Objective: To evaluate the impact of delayed cord clamping (DCC) on need for inotropic support and mean arterial blood pressure (MABP). Methods: This is a single-center, prospective case-control study of premature infants, born <32 weeks gestation, who underwent DCC in comparison to a matched control group who underwent immediate cord clamping (ICC). The primary outcomes were the differences in MABP and inotropic medication used over the first week of life. Secondary outcomes included the admission hemoglobin, need for blood transfusion, and rates of intraventricular hemorrhage (IVH). Infants were matched on EGA, birth weight, sex, antenatal corticosteroid and magnesium exposure, and presence of chorioamnionitis.
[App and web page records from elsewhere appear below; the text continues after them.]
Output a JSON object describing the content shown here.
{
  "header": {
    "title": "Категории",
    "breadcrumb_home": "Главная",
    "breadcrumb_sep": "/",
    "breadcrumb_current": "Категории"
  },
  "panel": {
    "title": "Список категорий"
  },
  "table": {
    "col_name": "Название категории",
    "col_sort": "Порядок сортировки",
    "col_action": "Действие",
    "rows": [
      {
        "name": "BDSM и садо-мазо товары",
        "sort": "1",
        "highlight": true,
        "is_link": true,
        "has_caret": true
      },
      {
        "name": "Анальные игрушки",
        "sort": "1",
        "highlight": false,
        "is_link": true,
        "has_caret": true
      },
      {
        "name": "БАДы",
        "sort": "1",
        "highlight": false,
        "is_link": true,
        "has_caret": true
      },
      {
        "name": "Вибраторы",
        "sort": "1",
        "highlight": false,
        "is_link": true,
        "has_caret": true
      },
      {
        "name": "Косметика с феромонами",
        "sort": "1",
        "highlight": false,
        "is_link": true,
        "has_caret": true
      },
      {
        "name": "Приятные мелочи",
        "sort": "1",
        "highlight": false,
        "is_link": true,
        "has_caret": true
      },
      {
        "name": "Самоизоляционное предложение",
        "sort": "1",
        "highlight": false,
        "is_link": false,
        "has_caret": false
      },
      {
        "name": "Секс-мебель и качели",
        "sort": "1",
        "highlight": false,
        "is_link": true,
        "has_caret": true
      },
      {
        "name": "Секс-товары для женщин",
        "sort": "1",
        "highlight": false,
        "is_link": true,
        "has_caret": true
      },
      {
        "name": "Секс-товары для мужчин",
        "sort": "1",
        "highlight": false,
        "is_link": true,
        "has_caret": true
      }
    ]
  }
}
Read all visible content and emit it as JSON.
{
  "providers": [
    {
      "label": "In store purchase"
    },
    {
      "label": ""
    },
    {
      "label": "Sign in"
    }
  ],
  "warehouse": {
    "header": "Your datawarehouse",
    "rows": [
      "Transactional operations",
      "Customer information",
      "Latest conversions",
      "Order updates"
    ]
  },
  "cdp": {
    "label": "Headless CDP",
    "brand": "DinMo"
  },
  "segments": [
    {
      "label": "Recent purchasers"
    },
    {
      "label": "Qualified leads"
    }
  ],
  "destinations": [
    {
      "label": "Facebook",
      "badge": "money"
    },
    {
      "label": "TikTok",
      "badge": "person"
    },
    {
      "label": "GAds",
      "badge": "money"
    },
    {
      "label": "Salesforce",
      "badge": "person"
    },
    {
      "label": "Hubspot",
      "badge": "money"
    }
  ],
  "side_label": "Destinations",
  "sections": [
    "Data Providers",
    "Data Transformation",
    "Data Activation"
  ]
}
Results: Hundred and fifty-eight infants (DCC n = 79, ICC n = 79) were included. Demographic factors were similar between groups. DCC infants had a higher admission hemoglobin (p <.01), reduced incidence of high-grade IVH (p =.03), fewer median transfusions (p =.03), and were discharged at an earlier post-menstrual age (p =.04). When controlling for other factors, DCC was not associated with a reduction in inotrope use (p =.22) but was associated with a reduction in high-grade IVH (p =.01). There was no difference in MABP between the groups. Conclusions: DCC is not associated with a reduction in the use of inotropes or a difference in MABP.
- Delayed cord clamping
- intraventricular hemorrhage